With the rise of ultras there’s sometimes a sniffy attitude towards marathons, especially larger commercial ones. Running a marathon is not easy and deserves respect. It’s also a massively rewarding feeling regardless of your finish time. We were at the finish line of our local marathon recently and seeing how delighted some people were to get sub 3 and how happy some people were to finish full stop is heartwarming. Enjoy the experience!
Thank you for the tips, will look into all of these.
We went to watch people run the NYC one a few weeks ago, and I also had some friends running. Seeing all of it and just how many people come out to participate is incredible and made me realize this is something I need to do while I live here or I’ll always wish I had done it if I leave.
As a first-time NYC marathoner a couple of weeks ago and having transitioned from mostly cycling to mostly running, I definitely encourage you to do it. It was a fantastic experience and must be something like what Tour de France riders see, hear, and feel, albeit at a much more pedestrian speed. I can’t wait to do it again next year.
The above commenters all covered the right angles: start really slow in both intensity and volume, build into it, and consistently stick to a plan. I used a McMillan plan to shatter my goal time, but most any plan will work.
Read “A Race Like No Other” for some extra motivation. I started reading it before bed one night a couple of weeks before the marathon, but I got too excited reading about the start, and so had to switch to another book that evening.
This might be waaaaaaaaaaaay below the level you need, but I just added a Couch-to-5k plan to my SSBMV training last month, and so far it’s working out pretty well. I don’t have any running experience and I’m pretty awkward and gangly, with poor balance and weirdly attached limbs, so when I decided to start running my priority was injury prevention. C25k is a super super gentle introduction, so it gives your joints and supporting musculature time to adjust to a higher impact activity, without pushing anything into injury. It’s also low enough stress that you can add it to a cycling training plan without sacrificing performance on the bike. Once you get to the point that you can run a 5k comfortably, you’ll have a good physical foundation for training up longer distances.

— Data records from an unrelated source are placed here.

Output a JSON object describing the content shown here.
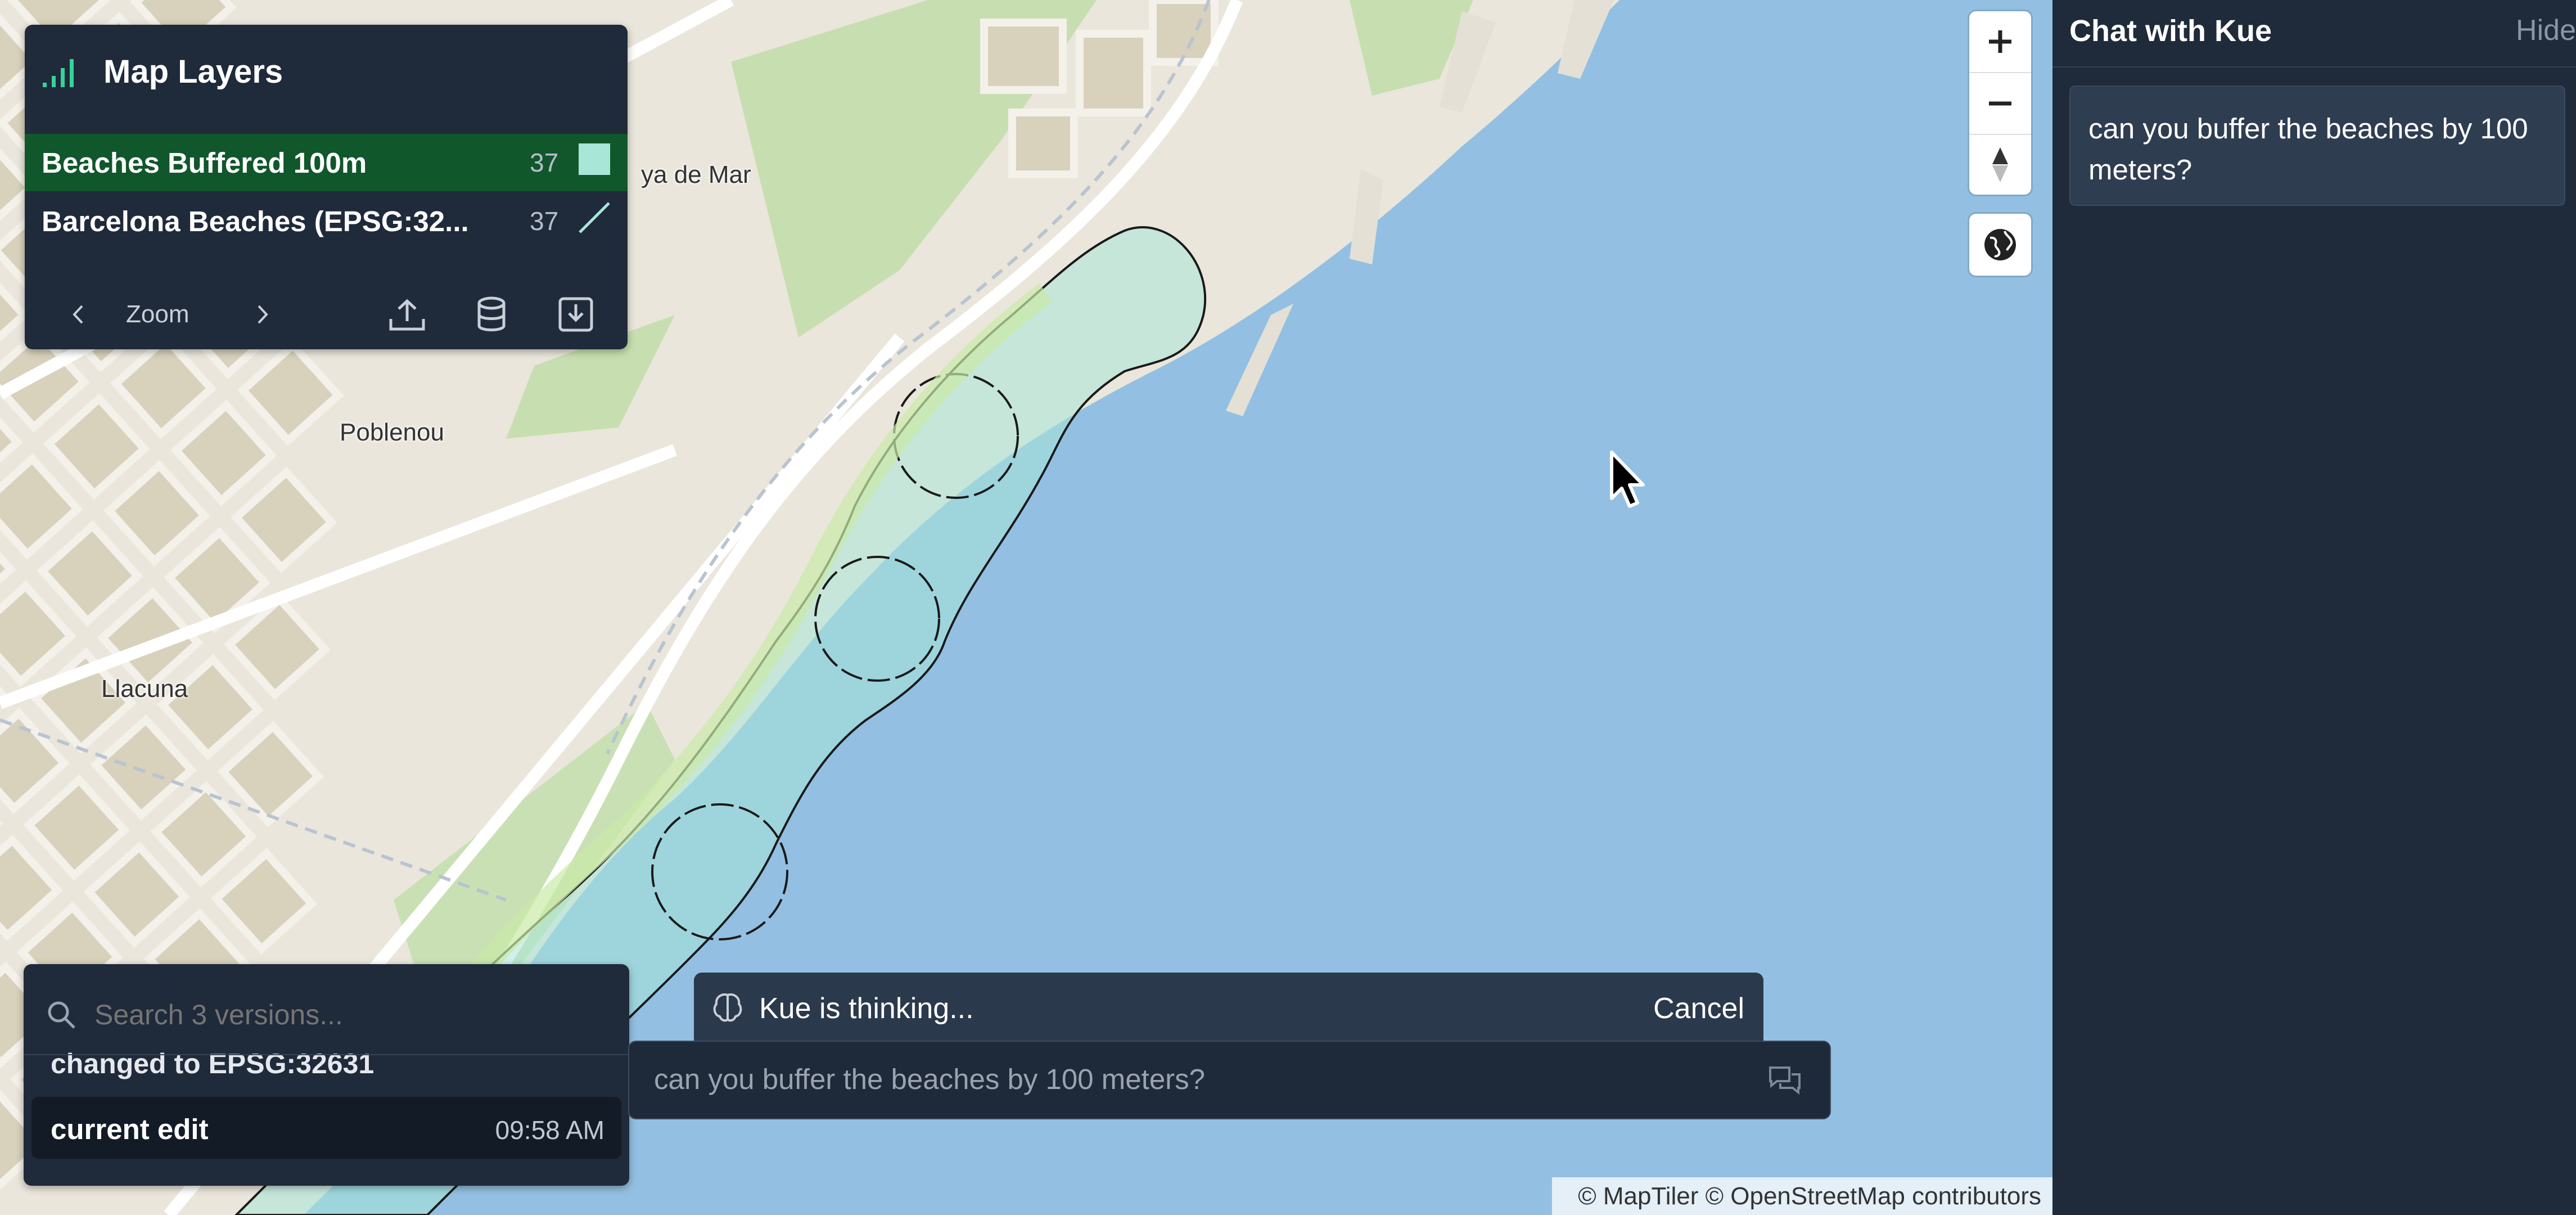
{
  "map": {
    "labels": [
      "Poblenou",
      "Llacuna",
      "ya de Mar"
    ],
    "attribution": "© MapTiler © OpenStreetMap contributors",
    "colors": {
      "sea": "#93c0e2",
      "land": "#eae6dc",
      "park": "#c7dfb0",
      "block": "#d8d1bc",
      "buffer": "#a8e6d8"
    }
  },
  "layers_panel": {
    "title": "Map Layers",
    "icon": "signal-bars-icon",
    "layers": [
      {
        "name": "Beaches Buffered 100m",
        "count": "37",
        "selected": true,
        "swatch": "polygon-swatch"
      },
      {
        "name": "Barcelona Beaches (EPSG:32...",
        "count": "37",
        "selected": false,
        "swatch": "line-swatch"
      }
    ],
    "zoom_label": "Zoom",
    "tools": [
      "chevron-left-icon",
      "chevron-right-icon",
      "upload-icon",
      "database-icon",
      "download-icon"
    ]
  },
  "versions_panel": {
    "search_placeholder": "Search 3 versions...",
    "previous_item": "changed to EPSG:32631",
    "current": {
      "label": "current edit",
      "time": "09:58 AM"
    }
  },
  "thinking": {
    "text": "Kue is thinking...",
    "cancel_label": "Cancel"
  },
  "prompt": {
    "value": "can you buffer the beaches by 100 meters?"
  },
  "chat": {
    "title": "Chat with Kue",
    "hide_label": "Hide",
    "messages": [
      {
        "role": "user",
        "text": "can you buffer the beaches by 100 meters?"
      }
    ]
  }
}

Do you mind to share the Couch-to-5k plan you followed? I guess I could just pick the first result I find on Google but if you are happy with yours I would give that a try.
Sure, I used one that a friend recommended: Android / iOS. (I paid the couple bucks to get the whole thing without ads.) I know the NHS program is also really popular.
The important part of a base plan in running is (slowly) developing your ability to run for longer and longer periods. A slow progression volume-wise and intensity-wise and loads of slow running are the key to injury prevention. Starting from scratch with 12 weeks to go is pretty risky in that respect. As many have suggested above, start as early as possible to add ideally 2 weekly runs which can be as short as 45 minutes; slow. Very slow. Don’t go over 72-75% MHR. A couple of months of that, slowly increasing it towards 2 or 3 x 60mins, will give you a better preparation before starting a real training plan.